Page and application data records:
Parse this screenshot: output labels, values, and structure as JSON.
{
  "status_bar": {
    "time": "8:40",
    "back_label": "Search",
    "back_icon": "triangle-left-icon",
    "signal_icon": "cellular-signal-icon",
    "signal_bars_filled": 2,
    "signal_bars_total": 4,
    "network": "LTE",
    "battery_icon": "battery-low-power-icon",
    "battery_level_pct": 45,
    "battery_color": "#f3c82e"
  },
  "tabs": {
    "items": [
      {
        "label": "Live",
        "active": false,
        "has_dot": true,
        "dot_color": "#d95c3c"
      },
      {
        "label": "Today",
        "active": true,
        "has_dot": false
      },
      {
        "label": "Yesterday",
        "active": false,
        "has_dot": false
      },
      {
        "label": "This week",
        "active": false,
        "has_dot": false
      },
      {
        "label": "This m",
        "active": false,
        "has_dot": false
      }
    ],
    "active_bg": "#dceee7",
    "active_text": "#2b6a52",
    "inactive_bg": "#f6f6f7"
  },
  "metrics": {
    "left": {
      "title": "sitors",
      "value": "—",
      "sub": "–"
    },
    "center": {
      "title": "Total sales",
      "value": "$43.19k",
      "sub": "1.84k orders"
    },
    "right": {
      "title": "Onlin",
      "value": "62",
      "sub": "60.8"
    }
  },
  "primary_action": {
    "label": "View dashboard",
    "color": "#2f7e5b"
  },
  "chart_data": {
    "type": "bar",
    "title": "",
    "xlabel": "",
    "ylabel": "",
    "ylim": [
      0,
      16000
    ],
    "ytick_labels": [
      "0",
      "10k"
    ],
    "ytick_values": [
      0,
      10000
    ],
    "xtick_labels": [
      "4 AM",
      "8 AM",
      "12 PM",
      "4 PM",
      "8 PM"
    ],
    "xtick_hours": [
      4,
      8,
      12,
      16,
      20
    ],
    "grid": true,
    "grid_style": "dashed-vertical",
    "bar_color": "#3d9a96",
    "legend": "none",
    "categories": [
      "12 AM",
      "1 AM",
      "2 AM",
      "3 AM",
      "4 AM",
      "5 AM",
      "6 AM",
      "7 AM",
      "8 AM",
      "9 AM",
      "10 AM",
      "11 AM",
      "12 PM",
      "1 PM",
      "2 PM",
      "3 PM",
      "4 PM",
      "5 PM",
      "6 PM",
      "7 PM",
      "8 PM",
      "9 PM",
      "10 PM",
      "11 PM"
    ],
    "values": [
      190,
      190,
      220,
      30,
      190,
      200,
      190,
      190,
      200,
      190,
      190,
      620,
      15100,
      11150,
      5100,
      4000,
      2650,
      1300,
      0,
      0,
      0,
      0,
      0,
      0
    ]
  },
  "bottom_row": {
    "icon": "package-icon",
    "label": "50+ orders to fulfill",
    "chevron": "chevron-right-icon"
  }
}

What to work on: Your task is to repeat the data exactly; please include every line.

Output for this exercise:
Parse this screenshot: output labels, values, and structure as JSON.
{
  "status_bar": {
    "time": "8:40",
    "back_label": "Search",
    "back_icon": "triangle-left-icon",
    "signal_icon": "cellular-signal-icon",
    "signal_bars_filled": 2,
    "signal_bars_total": 4,
    "network": "LTE",
    "battery_icon": "battery-low-power-icon",
    "battery_level_pct": 45,
    "battery_color": "#f3c82e"
  },
  "tabs": {
    "items": [
      {
        "label": "Live",
        "active": false,
        "has_dot": true,
        "dot_color": "#d95c3c"
      },
      {
        "label": "Today",
        "active": true,
        "has_dot": false
      },
      {
        "label": "Yesterday",
        "active": false,
        "has_dot": false
      },
      {
        "label": "This week",
        "active": false,
        "has_dot": false
      },
      {
        "label": "This m",
        "active": false,
        "has_dot": false
      }
    ],
    "active_bg": "#dceee7",
    "active_text": "#2b6a52",
    "inactive_bg": "#f6f6f7"
  },
  "metrics": {
    "left": {
      "title": "sitors",
      "value": "—",
      "sub": "–"
    },
    "center": {
      "title": "Total sales",
      "value": "$43.19k",
      "sub": "1.84k orders"
    },
    "right": {
      "title": "Onlin",
      "value": "62",
      "sub": "60.8"
    }
  },
  "primary_action": {
    "label": "View dashboard",
    "color": "#2f7e5b"
  },
  "chart_data": {
    "type": "bar",
    "title": "",
    "xlabel": "",
    "ylabel": "",
    "ylim": [
      0,
      16000
    ],
    "ytick_labels": [
      "0",
      "10k"
    ],
    "ytick_values": [
      0,
      10000
    ],
    "xtick_labels": [
      "4 AM",
      "8 AM",
      "12 PM",
      "4 PM",
      "8 PM"
    ],
    "xtick_hours": [
      4,
      8,
      12,
      16,
      20
    ],
    "grid": true,
    "grid_style": "dashed-vertical",
    "bar_color": "#3d9a96",
    "legend": "none",
    "categories": [
      "12 AM",
      "1 AM",
      "2 AM",
      "3 AM",
      "4 AM",
      "5 AM",
      "6 AM",
      "7 AM",
      "8 AM",
      "9 AM",
      "10 AM",
      "11 AM",
      "12 PM",
      "1 PM",
      "2 PM",
      "3 PM",
      "4 PM",
      "5 PM",
      "6 PM",
      "7 PM",
      "8 PM",
      "9 PM",
      "10 PM",
      "11 PM"
    ],
    "values": [
      190,
      190,
      220,
      30,
      190,
      200,
      190,
      190,
      200,
      190,
      190,
      620,
      15100,
      11150,
      5100,
      4000,
      2650,
      1300,
      0,
      0,
      0,
      0,
      0,
      0
    ]
  },
  "bottom_row": {
    "icon": "package-icon",
    "label": "50+ orders to fulfill",
    "chevron": "chevron-right-icon"
  }
}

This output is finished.